Data records for software interfaces
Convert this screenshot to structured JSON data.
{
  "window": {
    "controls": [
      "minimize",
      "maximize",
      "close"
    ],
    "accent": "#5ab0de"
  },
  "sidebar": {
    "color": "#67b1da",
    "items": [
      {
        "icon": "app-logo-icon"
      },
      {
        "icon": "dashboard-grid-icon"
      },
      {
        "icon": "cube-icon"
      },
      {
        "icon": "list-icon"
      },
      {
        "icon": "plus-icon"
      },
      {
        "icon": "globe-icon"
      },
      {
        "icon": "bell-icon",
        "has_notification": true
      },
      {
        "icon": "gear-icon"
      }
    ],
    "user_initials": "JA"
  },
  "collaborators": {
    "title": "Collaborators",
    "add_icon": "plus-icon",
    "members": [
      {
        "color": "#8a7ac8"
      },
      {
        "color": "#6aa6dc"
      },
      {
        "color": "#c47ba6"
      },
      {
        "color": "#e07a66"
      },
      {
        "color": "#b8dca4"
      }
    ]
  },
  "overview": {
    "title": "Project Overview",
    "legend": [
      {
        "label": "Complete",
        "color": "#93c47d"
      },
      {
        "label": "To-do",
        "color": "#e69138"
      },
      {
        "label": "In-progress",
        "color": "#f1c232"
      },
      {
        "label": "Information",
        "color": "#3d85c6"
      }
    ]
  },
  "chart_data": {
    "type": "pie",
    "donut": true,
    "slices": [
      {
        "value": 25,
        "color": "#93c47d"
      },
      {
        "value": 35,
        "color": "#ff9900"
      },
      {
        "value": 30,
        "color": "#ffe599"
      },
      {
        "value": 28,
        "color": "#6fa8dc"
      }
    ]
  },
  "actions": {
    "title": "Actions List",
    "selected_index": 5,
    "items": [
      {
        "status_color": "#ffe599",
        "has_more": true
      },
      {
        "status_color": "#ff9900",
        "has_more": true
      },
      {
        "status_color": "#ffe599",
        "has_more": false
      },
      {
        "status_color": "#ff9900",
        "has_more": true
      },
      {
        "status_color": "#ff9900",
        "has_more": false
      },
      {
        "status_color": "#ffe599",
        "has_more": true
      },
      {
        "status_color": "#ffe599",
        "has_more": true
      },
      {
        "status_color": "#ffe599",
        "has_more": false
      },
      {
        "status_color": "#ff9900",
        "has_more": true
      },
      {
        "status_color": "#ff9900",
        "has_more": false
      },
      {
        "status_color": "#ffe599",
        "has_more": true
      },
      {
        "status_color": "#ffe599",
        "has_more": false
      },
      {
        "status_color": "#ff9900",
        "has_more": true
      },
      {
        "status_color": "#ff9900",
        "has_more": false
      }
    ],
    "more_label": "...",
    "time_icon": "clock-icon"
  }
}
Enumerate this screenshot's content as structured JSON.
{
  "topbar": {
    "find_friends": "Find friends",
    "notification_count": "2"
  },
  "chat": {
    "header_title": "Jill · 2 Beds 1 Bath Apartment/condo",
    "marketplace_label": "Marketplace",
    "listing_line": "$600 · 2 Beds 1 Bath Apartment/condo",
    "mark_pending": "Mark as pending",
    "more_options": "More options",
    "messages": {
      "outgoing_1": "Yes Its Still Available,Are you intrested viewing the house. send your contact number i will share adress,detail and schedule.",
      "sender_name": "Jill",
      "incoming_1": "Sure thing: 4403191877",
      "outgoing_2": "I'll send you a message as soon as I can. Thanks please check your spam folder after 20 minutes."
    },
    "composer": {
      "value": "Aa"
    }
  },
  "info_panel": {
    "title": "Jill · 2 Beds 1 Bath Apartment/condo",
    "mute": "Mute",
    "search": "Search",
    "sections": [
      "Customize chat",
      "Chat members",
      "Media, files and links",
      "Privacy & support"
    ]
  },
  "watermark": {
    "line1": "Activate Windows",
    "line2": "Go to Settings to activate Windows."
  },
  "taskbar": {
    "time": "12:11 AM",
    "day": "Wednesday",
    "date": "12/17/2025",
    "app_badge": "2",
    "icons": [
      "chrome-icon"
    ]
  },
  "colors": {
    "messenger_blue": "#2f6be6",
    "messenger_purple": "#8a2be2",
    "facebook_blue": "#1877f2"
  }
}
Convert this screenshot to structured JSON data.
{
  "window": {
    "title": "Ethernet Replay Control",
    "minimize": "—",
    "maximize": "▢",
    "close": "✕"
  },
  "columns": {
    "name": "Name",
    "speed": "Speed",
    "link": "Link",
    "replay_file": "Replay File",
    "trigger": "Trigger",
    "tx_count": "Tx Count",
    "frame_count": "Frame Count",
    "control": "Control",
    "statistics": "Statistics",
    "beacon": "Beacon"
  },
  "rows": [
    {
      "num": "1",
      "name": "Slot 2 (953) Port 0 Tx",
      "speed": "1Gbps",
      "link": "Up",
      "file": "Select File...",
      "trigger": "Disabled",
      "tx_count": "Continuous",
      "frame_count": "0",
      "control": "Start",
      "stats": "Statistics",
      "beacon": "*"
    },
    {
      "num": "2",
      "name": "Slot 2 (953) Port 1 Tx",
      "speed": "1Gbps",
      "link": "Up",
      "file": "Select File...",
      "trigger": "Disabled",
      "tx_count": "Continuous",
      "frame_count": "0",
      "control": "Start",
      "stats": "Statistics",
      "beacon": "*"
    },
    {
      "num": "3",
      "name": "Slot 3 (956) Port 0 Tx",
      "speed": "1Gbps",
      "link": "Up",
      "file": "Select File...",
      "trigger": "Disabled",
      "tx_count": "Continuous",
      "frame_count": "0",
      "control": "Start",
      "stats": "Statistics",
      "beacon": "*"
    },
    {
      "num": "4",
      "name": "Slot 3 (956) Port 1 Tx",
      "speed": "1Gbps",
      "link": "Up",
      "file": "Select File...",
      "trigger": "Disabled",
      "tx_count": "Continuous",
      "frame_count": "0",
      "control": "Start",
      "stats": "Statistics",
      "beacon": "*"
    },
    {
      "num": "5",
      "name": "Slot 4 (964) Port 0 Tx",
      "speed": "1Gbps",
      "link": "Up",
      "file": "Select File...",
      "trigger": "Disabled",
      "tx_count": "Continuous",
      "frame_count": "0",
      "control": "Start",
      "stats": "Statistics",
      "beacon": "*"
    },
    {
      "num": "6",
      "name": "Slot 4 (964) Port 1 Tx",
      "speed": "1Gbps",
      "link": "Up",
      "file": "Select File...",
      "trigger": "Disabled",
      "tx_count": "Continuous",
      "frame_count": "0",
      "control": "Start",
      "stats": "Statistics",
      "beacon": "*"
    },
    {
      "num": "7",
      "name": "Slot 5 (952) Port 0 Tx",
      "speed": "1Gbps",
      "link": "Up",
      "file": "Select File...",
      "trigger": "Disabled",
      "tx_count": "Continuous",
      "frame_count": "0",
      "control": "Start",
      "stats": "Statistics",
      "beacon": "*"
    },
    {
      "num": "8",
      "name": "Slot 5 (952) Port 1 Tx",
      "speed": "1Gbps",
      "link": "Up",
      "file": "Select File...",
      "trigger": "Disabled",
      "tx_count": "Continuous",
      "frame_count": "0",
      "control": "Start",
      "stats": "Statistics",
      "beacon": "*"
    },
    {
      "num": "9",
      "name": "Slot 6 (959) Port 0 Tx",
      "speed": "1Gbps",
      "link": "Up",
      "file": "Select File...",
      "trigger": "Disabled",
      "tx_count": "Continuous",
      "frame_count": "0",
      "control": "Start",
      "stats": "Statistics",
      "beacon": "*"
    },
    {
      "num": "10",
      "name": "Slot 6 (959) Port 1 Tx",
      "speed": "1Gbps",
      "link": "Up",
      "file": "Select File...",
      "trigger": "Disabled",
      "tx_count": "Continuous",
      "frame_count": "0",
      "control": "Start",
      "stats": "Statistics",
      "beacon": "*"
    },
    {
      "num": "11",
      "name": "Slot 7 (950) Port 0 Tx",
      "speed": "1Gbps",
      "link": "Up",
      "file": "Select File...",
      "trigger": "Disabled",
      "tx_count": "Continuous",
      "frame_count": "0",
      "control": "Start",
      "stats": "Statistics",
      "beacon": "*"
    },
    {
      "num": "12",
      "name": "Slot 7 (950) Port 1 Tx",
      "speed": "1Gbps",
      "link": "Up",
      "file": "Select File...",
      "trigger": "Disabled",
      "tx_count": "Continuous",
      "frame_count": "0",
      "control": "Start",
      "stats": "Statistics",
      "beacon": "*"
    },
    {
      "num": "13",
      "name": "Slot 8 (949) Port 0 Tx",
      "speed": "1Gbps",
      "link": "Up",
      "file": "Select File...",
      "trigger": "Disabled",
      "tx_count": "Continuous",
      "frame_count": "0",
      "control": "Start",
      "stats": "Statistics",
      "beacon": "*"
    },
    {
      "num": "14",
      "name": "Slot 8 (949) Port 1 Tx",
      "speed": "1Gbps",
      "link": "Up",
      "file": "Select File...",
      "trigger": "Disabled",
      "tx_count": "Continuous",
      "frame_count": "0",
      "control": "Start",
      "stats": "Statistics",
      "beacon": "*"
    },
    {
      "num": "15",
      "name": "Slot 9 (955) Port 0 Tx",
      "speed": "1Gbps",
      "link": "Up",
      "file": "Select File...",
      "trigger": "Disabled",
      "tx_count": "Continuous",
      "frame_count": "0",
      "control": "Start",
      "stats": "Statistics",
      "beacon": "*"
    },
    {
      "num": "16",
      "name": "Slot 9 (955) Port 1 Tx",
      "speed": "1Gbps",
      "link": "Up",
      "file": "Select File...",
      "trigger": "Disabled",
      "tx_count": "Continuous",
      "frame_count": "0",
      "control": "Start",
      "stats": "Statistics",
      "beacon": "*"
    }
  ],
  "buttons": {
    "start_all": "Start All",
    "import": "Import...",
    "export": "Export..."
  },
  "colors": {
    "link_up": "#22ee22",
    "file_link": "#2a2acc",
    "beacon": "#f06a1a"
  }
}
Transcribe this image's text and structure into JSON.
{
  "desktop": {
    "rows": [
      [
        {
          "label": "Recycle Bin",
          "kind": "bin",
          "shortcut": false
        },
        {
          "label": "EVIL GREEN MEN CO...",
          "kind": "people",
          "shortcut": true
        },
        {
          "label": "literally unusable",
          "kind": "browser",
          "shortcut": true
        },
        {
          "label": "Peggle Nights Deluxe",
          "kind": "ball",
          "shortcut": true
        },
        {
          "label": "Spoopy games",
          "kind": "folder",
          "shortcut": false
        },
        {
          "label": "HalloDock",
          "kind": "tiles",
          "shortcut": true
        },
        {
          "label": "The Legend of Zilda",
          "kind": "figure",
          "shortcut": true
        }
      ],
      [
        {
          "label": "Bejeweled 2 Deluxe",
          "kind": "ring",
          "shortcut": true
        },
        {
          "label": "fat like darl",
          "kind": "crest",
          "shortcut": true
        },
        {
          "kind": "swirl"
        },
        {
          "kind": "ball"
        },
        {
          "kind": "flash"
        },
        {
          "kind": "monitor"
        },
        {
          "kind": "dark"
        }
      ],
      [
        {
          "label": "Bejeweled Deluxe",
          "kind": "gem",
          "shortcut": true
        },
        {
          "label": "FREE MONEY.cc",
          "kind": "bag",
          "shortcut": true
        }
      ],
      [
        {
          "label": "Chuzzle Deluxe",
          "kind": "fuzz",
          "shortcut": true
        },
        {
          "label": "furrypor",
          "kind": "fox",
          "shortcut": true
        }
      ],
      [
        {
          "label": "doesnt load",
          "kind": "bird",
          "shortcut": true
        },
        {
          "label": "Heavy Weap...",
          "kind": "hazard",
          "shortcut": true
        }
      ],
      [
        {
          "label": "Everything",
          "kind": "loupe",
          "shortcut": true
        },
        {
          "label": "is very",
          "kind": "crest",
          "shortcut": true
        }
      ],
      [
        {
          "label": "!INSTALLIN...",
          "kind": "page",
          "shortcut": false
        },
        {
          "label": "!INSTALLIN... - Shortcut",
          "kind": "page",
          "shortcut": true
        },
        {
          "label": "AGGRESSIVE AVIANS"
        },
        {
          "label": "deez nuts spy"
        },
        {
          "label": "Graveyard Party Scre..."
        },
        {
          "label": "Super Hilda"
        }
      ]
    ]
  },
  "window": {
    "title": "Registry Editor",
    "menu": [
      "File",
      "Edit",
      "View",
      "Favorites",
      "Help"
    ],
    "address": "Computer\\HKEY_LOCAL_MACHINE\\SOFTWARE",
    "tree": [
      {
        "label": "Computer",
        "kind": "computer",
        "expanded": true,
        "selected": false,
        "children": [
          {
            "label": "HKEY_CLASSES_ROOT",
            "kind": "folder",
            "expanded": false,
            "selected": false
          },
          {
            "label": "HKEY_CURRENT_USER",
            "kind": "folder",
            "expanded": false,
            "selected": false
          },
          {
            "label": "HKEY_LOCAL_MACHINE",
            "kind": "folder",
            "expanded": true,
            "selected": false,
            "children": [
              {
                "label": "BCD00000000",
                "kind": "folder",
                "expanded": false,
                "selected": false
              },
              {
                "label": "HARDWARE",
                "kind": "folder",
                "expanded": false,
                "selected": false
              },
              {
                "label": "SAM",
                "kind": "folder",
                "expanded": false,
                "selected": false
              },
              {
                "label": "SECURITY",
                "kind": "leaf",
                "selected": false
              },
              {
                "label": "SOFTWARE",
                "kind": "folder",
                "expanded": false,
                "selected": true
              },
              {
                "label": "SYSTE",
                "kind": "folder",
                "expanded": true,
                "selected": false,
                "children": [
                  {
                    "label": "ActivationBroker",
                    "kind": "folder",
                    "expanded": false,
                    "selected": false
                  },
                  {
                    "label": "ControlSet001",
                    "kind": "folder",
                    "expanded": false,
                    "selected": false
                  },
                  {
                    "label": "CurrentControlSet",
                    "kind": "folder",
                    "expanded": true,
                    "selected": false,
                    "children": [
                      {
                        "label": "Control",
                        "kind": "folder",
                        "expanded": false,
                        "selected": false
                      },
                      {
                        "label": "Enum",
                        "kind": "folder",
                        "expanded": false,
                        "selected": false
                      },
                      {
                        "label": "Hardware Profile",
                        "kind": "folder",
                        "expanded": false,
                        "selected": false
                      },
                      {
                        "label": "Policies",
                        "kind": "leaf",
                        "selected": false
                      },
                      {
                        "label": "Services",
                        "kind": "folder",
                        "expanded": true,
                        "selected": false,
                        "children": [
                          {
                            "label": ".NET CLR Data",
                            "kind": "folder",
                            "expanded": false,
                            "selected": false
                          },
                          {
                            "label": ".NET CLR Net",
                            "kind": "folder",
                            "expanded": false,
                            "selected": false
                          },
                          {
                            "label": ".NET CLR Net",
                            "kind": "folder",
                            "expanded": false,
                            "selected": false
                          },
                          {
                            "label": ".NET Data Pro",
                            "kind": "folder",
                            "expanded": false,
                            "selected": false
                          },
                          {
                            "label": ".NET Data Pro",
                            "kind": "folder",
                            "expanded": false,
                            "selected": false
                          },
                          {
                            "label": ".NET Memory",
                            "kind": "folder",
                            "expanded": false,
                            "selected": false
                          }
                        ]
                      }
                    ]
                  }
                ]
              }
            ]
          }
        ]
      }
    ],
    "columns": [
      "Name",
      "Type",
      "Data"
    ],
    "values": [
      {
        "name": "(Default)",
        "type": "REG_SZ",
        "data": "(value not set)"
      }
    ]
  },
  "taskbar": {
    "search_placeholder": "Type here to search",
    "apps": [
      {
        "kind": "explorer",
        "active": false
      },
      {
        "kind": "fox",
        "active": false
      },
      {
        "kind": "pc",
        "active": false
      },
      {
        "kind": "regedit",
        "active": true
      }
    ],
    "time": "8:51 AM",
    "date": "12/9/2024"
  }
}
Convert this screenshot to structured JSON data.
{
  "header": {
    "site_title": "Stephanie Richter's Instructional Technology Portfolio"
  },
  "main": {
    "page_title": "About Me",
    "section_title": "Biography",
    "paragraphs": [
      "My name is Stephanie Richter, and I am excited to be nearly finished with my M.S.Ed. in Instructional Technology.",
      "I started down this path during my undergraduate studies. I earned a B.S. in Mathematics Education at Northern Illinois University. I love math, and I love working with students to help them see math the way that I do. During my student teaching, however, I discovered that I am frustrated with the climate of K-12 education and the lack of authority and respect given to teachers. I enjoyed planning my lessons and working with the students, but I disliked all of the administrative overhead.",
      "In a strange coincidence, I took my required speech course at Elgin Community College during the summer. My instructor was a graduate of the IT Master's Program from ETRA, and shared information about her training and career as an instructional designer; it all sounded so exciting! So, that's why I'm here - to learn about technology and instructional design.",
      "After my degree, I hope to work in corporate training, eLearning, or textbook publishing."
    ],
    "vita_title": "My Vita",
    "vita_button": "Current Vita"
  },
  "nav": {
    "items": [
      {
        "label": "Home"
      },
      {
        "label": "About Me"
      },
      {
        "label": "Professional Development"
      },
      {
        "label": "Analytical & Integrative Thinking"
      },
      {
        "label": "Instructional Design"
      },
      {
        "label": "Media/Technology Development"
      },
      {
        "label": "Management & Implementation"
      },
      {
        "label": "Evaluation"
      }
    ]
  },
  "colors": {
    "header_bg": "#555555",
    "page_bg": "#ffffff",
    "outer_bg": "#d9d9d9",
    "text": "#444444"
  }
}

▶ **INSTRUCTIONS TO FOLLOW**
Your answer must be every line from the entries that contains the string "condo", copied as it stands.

▶ **SOLUTION TO THIS TASK**
    "header_title": "Jill · 2 Beds 1 Bath Apartment/condo",
    "listing_line": "$600 · 2 Beds 1 Bath Apartment/condo",
    "title": "Jill · 2 Beds 1 Bath Apartment/condo",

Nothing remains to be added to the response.